The answer must consist of every line below that holds the word "handle".

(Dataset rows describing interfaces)
/---
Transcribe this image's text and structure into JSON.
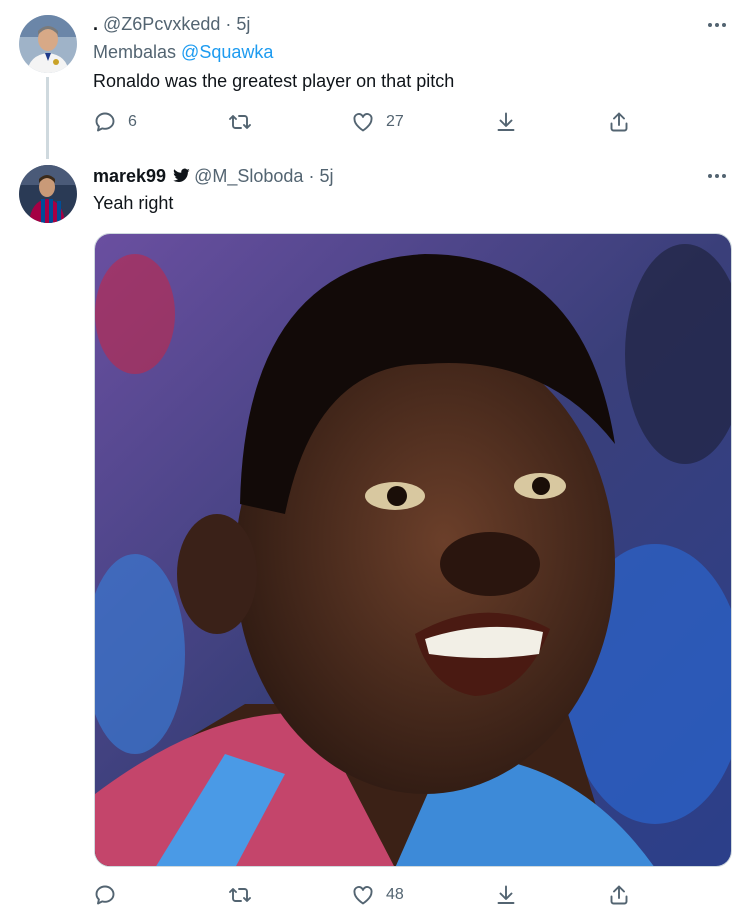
{
  "tweet1": {
    "display_name": ".",
    "handle": "@Z6Pcvxkedd",
    "time": "5j",
    "replying_prefix": "Membalas",
    "replying_to": "@Squawka",
    "text": "Ronaldo was the greatest player on that pitch",
    "replies": "6",
    "retweets": "",
    "likes": "27"
  },
  "tweet2": {
    "display_name": "marek99",
    "handle": "@M_Sloboda",
    "time": "5j",
    "text": "Yeah right",
    "replies": "",
    "retweets": "",
    "likes": "48"
  },
  "separator": "·",
  "colors": {
    "link": "#1d9bf0",
    "secondary_text": "#536471",
    "primary_text": "#0f1419",
    "divider": "#cfd9de"
  },
  "icons": [
    "more-icon",
    "reply-icon",
    "retweet-icon",
    "like-icon",
    "download-icon",
    "share-icon",
    "verified-icon"
  ]
}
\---
**Exercise result**
    "handle": "@Z6Pcvxkedd",
    "handle": "@M_Sloboda",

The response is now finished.